Opposing Confirmation Of International Arbitration Awards: Is It Worth The Sanctions? - ARIA Vol. 17 No. 1 2006
J.P. Duffy - Litigation associate, DLA Piper US LLP, New York offices. The author has participated in international arbitrations conducted under the ICC, ICDR, ICSID and UNCITRAL Rules and specializes in investment disputes, with a particular focus on the power and energy industries.
Originally from American Review of International Arbitration - ARIA
In B.L. Harbert International LLC v. Hercules Steel Co.,1 (“B.L. Harbert”),
the U.S. Court of Appeals for the Eleventh Circuit recently ruled that parties
appealing decisions that confirm arbitral awards can be sanctioned for
undermining the twin aims of arbitration: (1) relieving congestion in the federal
judicial system; and (2) providing a speedier and more economical method of
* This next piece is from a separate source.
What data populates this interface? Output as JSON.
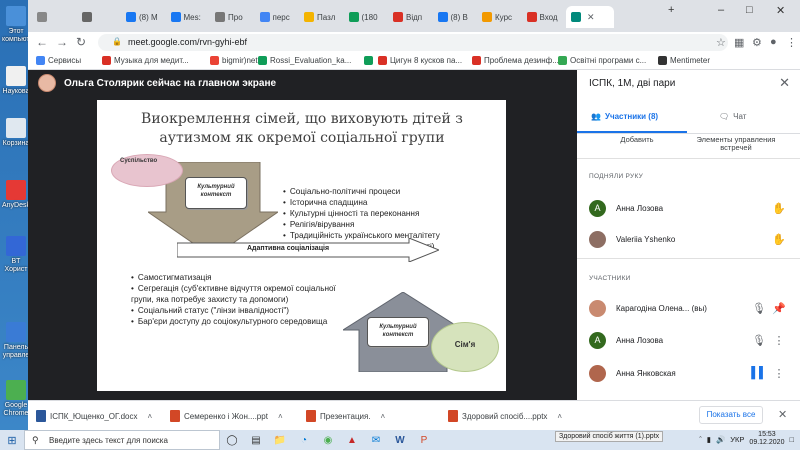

dispute resolution.2 While B.L. Harbert involved a domestic award challenged on
grounds that it was rendered in manifest disregard of the law, the decision has
clear implications for international awards challenged within the Eleventh Circuit,
as well as for international awards challenged on manifest disregard grounds in
other federal circuits. This article examines those implications.
First, this article considers how the B.L. Harbert decision impacts challenges
to awards subject to the Convention on the Recognition and Enforcement of
Foreign Arbitral Awards3 (“New York Convention”) and the Inter-American
Convention on International Commercial Arbitration4 (“Panama Convention”) in
the Eleventh Circuit. Second, this article considers the impact that B.L. Harbert
might have outside the Eleventh Circuit in those federal circuits that permit parties
to challenge international awards on manifest disregard grounds. Such a review is
important, because B.L. Harbert may, rightly or wrongly, provide an avenue for
limiting manifest disregard challenges in those federal circuits.